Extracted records
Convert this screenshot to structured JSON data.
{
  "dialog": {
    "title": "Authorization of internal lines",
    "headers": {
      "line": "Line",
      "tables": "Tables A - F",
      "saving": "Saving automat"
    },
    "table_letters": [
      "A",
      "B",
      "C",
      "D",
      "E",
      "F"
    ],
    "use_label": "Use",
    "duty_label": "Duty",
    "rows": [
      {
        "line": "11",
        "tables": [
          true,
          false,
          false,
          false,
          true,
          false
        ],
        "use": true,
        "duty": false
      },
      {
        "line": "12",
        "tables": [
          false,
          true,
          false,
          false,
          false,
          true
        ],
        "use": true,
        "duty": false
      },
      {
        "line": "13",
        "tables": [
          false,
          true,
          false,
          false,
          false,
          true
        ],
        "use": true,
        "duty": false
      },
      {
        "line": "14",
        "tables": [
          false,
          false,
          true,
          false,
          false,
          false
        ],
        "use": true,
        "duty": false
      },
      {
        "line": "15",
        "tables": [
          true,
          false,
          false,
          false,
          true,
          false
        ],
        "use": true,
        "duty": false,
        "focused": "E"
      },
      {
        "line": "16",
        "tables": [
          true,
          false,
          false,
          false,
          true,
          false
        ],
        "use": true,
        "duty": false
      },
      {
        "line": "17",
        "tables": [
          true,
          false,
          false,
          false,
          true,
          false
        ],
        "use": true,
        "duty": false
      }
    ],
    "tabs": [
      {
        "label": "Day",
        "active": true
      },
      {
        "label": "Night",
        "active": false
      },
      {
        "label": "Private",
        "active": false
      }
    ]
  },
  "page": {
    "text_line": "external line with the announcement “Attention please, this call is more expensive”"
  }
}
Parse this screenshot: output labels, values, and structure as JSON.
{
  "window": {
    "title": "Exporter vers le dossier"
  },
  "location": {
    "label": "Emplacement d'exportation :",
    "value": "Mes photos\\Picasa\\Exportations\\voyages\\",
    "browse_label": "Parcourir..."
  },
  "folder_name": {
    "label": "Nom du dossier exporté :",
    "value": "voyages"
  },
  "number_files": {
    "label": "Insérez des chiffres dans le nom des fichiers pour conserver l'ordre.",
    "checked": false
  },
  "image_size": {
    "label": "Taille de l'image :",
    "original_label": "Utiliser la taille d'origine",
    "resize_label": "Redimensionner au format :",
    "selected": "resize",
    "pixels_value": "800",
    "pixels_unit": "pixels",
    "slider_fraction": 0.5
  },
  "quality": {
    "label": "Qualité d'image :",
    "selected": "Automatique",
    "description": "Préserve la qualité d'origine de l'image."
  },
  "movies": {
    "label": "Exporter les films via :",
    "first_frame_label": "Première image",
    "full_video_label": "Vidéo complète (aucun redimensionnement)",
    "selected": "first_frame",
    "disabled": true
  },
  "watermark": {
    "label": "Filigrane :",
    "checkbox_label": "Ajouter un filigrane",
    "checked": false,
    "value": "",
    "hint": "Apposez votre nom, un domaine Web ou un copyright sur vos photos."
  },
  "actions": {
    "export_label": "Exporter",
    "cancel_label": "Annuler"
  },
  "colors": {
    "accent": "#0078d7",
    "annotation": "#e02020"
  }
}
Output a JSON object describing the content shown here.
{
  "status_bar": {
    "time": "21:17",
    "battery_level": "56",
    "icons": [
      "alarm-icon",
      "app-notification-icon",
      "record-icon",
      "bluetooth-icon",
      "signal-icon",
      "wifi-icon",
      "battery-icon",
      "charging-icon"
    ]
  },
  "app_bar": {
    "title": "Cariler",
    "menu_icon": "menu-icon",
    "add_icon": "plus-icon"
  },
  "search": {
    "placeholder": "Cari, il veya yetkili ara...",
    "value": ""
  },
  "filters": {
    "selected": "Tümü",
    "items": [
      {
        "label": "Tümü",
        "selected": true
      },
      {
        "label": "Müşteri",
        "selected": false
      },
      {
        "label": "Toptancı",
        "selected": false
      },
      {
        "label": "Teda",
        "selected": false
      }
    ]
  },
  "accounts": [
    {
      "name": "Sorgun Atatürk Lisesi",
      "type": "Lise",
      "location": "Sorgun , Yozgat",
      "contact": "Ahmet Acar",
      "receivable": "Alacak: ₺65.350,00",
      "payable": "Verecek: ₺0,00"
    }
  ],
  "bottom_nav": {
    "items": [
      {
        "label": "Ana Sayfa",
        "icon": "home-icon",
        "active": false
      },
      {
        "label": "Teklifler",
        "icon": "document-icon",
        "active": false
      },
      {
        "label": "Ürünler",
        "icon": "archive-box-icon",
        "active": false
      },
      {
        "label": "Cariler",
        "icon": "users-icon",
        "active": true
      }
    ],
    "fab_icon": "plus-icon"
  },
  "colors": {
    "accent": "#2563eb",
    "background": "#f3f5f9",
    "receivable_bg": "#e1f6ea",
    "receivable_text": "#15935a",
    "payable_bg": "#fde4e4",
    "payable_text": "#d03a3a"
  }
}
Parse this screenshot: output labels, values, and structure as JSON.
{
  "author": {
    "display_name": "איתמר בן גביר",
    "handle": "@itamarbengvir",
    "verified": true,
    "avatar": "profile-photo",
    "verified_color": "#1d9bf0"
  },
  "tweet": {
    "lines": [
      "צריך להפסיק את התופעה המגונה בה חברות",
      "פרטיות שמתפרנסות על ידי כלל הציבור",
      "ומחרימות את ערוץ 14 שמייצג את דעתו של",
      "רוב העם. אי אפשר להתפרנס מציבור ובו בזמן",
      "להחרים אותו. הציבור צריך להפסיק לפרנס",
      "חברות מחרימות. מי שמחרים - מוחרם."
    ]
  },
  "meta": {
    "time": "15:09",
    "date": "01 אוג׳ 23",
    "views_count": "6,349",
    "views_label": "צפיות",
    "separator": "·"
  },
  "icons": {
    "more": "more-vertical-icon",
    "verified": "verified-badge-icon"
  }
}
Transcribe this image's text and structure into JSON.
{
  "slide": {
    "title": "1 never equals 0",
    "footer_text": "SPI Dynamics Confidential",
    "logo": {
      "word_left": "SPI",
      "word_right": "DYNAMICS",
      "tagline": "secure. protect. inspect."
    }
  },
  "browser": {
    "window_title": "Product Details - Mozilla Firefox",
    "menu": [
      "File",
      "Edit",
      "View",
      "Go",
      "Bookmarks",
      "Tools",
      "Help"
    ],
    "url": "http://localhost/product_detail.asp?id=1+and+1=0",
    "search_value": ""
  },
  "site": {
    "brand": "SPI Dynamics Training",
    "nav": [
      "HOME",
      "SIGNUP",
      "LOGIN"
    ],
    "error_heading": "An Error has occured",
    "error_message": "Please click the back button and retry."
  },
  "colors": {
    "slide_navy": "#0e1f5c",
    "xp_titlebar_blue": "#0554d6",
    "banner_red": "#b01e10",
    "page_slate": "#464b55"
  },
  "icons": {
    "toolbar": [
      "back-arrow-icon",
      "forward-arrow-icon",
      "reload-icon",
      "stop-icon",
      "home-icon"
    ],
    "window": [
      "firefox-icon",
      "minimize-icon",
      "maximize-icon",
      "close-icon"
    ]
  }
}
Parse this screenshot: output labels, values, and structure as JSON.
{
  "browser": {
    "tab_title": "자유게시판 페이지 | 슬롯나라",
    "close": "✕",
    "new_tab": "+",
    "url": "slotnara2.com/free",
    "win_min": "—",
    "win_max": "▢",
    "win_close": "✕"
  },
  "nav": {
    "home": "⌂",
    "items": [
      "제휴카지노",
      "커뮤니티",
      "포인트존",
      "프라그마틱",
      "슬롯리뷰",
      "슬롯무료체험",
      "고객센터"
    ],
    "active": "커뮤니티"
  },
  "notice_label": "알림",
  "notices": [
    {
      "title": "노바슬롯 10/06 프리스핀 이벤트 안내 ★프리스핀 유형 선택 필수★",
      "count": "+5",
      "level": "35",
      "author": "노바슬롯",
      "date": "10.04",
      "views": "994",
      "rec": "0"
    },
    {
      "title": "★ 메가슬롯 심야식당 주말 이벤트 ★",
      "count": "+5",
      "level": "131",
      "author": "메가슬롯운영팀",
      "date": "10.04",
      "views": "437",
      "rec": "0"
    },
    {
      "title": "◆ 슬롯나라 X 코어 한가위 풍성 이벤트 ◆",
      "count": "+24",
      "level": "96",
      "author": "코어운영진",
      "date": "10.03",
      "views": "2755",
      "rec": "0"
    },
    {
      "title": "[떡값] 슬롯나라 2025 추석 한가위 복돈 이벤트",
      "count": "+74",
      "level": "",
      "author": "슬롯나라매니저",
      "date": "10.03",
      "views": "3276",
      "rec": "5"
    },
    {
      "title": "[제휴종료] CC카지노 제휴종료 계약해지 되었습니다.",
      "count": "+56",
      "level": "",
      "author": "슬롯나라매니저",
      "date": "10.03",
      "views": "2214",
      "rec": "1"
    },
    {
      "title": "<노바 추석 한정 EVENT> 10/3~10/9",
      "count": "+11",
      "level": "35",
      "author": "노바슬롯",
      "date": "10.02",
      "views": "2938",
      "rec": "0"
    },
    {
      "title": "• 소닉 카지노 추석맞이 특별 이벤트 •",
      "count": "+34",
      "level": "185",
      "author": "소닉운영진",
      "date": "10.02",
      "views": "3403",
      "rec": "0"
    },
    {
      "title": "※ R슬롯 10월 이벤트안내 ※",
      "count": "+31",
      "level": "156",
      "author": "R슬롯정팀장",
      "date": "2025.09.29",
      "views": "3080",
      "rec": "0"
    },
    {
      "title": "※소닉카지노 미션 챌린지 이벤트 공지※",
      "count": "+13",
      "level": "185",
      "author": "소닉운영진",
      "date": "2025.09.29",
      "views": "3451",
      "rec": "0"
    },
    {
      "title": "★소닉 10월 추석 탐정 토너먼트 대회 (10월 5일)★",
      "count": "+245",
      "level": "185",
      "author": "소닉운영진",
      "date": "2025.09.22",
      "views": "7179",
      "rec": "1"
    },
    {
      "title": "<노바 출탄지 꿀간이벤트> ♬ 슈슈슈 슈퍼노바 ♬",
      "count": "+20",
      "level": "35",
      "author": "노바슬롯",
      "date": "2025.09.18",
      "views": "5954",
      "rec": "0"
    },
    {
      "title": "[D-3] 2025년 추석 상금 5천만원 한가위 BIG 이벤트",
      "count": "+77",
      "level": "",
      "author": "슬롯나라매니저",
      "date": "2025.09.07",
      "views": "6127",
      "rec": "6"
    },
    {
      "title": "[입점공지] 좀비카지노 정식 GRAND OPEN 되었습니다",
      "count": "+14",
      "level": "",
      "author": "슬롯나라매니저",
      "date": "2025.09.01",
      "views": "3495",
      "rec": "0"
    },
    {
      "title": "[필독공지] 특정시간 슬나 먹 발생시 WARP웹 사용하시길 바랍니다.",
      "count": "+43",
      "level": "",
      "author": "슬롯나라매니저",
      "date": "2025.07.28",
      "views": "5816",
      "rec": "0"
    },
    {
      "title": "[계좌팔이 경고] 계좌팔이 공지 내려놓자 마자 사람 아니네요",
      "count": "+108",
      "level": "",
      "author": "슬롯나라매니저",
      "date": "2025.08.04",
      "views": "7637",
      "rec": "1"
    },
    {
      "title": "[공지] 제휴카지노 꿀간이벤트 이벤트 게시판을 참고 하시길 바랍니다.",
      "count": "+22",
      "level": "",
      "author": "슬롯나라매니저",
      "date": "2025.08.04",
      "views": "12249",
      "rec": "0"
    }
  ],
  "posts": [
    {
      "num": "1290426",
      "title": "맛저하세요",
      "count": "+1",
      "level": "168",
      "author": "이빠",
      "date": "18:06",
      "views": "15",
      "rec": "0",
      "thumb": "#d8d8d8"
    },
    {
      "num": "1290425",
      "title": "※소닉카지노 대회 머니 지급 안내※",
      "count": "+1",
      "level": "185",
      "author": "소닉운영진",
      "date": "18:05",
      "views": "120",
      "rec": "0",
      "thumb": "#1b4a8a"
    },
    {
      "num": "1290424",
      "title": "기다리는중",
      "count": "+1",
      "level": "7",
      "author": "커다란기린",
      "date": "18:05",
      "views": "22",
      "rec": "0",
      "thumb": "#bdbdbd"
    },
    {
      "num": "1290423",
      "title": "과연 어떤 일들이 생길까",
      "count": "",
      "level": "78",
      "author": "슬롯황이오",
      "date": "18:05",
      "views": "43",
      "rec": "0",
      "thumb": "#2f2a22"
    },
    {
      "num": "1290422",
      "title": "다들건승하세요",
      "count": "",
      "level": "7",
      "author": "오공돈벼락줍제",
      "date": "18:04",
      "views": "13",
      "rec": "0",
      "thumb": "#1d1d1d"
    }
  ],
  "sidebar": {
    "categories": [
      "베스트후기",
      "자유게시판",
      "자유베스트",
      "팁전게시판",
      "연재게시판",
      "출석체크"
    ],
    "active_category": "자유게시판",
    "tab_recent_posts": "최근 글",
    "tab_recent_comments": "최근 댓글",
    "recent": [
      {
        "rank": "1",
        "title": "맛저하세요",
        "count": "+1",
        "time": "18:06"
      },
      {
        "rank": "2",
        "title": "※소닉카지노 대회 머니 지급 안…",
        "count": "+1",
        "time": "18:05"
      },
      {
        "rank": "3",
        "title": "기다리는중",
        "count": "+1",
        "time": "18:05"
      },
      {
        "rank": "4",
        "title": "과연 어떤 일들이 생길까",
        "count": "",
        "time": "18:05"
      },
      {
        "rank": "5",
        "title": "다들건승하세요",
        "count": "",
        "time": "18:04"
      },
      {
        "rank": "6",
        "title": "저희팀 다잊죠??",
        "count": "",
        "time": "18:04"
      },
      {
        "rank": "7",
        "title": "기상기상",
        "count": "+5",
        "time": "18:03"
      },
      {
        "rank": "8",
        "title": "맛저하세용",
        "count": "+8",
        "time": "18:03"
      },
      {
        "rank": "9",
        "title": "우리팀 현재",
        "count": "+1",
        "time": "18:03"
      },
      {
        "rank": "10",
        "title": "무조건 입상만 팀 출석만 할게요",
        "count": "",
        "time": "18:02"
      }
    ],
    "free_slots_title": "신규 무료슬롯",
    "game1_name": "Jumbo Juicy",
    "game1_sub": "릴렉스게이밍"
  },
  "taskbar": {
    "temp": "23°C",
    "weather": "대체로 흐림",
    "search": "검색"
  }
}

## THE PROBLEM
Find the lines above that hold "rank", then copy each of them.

## TASK ANSWER
        "rank": "1",
        "rank": "2",
        "rank": "3",
        "rank": "4",
        "rank": "5",
        "rank": "6",
        "rank": "7",
        "rank": "8",
        "rank": "9",
        "rank": "10",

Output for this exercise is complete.